YOUR INSTRUCTIONS
Only the lines with "title" in them need to be copied from the listing.
*** Opening of SUPPLIED INFORMATION ***
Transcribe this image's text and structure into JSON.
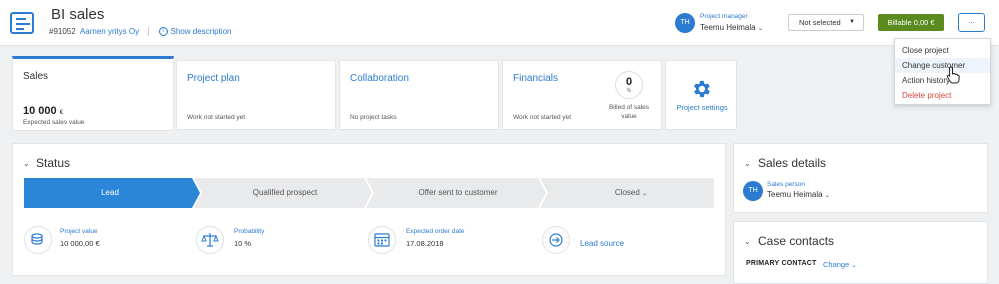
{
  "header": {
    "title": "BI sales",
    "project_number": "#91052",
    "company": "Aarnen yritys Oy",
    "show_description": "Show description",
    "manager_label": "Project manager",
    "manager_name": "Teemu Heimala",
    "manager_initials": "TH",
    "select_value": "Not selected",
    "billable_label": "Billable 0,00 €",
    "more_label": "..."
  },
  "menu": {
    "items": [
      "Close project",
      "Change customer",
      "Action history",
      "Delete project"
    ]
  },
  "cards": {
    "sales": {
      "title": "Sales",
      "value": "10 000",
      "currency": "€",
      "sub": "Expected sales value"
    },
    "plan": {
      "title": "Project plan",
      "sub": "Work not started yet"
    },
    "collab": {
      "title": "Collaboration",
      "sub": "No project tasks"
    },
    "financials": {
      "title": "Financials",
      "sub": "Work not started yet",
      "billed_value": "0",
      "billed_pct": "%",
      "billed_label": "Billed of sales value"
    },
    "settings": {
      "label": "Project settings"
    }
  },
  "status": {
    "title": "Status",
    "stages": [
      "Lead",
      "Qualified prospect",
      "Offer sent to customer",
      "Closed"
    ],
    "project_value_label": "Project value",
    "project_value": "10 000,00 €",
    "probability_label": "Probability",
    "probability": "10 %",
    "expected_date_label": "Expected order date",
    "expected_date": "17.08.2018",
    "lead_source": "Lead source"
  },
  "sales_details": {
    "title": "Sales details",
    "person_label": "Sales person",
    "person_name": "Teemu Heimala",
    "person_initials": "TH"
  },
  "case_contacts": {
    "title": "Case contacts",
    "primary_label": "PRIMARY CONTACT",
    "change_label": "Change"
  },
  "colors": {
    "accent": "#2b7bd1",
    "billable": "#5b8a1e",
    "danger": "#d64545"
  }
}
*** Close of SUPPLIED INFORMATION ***
ANSWER AREA
    "title": "BI sales",
      "title": "Sales",
      "title": "Project plan",
      "title": "Collaboration",
      "title": "Financials",
    "title": "Status",
    "title": "Sales details",
    "title": "Case contacts",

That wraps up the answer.